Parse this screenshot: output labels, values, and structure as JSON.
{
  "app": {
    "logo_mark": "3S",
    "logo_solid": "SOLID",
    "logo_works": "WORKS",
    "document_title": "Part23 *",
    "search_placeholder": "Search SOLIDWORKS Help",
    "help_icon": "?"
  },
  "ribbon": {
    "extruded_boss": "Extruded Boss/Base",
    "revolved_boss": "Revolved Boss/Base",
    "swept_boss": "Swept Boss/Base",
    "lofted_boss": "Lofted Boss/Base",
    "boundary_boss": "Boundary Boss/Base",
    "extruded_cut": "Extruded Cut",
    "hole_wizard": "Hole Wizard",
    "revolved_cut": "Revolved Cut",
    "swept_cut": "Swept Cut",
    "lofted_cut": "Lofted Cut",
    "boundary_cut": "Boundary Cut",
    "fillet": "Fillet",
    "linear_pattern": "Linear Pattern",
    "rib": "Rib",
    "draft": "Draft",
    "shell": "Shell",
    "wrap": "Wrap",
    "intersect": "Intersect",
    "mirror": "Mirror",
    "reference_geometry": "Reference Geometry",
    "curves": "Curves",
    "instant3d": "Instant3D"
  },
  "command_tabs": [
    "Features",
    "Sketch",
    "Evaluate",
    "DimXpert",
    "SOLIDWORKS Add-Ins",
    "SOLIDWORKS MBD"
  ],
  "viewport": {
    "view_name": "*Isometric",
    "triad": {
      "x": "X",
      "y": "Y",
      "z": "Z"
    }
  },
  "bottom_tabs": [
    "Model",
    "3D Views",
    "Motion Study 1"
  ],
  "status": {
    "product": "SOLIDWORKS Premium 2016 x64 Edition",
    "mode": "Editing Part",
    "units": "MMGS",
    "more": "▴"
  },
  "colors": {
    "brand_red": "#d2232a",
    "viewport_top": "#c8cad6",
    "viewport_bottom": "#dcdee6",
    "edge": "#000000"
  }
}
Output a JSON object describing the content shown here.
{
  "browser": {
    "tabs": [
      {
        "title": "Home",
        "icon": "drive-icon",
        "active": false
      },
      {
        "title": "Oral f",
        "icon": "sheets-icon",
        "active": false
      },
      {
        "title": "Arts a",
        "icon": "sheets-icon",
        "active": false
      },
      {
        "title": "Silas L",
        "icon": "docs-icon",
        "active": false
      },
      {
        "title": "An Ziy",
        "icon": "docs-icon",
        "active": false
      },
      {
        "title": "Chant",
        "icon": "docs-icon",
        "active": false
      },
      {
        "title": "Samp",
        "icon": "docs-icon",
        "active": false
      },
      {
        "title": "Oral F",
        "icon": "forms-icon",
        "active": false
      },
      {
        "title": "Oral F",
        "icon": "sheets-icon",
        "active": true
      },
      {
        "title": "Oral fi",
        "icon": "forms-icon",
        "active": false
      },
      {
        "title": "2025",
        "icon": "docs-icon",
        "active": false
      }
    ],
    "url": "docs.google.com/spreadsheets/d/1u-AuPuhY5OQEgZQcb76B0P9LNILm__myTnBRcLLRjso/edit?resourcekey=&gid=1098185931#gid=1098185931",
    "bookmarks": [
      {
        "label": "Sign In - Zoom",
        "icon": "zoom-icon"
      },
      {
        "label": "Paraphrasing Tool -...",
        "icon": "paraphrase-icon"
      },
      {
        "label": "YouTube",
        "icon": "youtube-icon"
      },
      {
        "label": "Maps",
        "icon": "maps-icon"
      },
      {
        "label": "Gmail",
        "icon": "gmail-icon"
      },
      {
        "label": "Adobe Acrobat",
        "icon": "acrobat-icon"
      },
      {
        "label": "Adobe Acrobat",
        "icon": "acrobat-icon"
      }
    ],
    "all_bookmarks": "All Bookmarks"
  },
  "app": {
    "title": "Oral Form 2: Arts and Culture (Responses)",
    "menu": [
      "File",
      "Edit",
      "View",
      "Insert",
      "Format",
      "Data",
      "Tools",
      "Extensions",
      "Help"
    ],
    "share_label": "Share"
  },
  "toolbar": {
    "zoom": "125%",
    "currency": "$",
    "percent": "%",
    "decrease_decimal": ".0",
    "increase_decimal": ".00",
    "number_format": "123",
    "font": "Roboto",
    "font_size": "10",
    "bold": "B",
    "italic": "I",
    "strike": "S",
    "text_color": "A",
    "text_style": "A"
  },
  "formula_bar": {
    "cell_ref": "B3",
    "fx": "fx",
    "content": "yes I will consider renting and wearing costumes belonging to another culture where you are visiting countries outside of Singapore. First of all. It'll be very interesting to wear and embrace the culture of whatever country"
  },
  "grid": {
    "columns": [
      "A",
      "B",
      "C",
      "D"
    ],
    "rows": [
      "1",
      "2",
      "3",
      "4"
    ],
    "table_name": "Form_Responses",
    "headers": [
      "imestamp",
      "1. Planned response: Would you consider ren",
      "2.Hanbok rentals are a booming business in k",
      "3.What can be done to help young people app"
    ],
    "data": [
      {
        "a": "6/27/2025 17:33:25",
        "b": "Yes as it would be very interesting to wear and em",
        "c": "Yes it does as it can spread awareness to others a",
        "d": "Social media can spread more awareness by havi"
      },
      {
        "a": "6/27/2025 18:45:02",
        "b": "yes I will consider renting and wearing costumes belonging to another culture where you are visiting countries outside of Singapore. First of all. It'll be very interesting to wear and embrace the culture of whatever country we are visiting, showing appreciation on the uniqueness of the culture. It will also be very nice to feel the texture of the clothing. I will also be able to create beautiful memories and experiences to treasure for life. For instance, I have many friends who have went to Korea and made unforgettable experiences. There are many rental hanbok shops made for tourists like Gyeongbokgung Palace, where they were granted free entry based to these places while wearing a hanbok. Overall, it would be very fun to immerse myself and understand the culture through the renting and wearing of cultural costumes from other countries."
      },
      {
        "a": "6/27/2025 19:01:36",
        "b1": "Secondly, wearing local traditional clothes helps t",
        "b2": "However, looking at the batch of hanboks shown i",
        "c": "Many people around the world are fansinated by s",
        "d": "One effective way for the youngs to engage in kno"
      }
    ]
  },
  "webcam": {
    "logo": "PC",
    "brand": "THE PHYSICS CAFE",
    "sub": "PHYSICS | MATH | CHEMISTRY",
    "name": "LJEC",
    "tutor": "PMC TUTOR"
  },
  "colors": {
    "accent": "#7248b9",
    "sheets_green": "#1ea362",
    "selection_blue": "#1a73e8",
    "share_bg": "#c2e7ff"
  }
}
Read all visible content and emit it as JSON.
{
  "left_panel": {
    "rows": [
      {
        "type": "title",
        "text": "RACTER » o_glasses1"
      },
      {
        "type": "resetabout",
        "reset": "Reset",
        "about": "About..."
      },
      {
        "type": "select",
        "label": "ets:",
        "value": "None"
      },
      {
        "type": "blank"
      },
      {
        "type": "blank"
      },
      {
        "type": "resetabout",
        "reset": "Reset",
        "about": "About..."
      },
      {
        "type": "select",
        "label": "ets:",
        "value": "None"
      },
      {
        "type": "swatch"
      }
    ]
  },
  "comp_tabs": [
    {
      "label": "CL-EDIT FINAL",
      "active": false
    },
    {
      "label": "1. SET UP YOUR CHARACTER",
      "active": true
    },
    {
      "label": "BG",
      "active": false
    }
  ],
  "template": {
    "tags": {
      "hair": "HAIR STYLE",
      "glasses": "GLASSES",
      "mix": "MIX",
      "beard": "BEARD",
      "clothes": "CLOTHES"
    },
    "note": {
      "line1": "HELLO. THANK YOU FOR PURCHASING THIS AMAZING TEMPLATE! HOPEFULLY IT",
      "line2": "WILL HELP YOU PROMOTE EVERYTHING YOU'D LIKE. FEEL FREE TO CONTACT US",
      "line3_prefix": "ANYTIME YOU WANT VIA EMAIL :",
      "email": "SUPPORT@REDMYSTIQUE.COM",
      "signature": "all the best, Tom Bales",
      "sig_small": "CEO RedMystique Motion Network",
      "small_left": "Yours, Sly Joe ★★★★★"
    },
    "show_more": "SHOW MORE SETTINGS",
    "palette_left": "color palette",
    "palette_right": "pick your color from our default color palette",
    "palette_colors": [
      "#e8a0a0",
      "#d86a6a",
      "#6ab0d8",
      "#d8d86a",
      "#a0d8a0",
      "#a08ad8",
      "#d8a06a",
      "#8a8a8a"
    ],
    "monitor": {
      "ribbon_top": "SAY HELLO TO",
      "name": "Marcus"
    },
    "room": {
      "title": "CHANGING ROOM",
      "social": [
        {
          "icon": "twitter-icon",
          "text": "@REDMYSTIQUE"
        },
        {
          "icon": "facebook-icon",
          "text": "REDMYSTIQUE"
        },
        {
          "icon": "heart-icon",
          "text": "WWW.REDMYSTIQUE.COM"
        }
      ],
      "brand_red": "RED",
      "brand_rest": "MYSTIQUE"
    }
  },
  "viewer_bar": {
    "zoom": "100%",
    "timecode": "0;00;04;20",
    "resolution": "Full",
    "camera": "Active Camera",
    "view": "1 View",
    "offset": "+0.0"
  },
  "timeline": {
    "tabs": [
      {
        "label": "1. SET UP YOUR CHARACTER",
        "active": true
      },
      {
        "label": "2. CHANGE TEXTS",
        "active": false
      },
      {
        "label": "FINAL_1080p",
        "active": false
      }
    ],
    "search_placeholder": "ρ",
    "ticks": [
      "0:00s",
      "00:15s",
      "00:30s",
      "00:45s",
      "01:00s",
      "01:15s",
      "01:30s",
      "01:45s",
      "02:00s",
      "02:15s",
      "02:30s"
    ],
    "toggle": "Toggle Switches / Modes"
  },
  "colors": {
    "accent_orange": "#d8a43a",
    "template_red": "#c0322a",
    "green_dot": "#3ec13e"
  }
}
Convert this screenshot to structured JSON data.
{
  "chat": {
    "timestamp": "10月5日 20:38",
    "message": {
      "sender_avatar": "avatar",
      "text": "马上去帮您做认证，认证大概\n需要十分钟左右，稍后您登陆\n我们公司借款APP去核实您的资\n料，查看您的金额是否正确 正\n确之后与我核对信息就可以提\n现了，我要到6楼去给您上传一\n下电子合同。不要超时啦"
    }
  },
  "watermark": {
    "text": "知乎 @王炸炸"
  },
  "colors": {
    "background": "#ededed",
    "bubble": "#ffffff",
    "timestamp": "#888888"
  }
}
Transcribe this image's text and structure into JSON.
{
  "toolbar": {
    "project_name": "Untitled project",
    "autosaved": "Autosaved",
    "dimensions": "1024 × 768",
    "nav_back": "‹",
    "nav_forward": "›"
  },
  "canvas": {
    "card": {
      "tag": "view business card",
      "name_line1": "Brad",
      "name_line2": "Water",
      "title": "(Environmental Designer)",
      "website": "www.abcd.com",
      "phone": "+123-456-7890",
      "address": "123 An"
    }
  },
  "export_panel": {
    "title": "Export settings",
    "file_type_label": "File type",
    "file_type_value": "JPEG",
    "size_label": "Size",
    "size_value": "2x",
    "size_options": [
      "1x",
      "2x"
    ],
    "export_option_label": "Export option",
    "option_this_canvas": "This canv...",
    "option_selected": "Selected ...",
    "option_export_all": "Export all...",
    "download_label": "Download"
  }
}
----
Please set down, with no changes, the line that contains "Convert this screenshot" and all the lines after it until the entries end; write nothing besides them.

_RESPONSE AREA_
Convert this screenshot to structured JSON data.
{
  "chat": {
    "timestamp": "10月5日 20:38",
    "message": {
      "sender_avatar": "avatar",
      "text": "马上去帮您做认证，认证大概\n需要十分钟左右，稍后您登陆\n我们公司借款APP去核实您的资\n料，查看您的金额是否正确 正\n确之后与我核对信息就可以提\n现了，我要到6楼去给您上传一\n下电子合同。不要超时啦"
    }
  },
  "watermark": {
    "text": "知乎 @王炸炸"
  },
  "colors": {
    "background": "#ededed",
    "bubble": "#ffffff",
    "timestamp": "#888888"
  }
}
Transcribe this image's text and structure into JSON.
{
  "toolbar": {
    "project_name": "Untitled project",
    "autosaved": "Autosaved",
    "dimensions": "1024 × 768",
    "nav_back": "‹",
    "nav_forward": "›"
  },
  "canvas": {
    "card": {
      "tag": "view business card",
      "name_line1": "Brad",
      "name_line2": "Water",
      "title": "(Environmental Designer)",
      "website": "www.abcd.com",
      "phone": "+123-456-7890",
      "address": "123 An"
    }
  },
  "export_panel": {
    "title": "Export settings",
    "file_type_label": "File type",
    "file_type_value": "JPEG",
    "size_label": "Size",
    "size_value": "2x",
    "size_options": [
      "1x",
      "2x"
    ],
    "export_option_label": "Export option",
    "option_this_canvas": "This canv...",
    "option_selected": "Selected ...",
    "option_export_all": "Export all...",
    "download_label": "Download"
  }
}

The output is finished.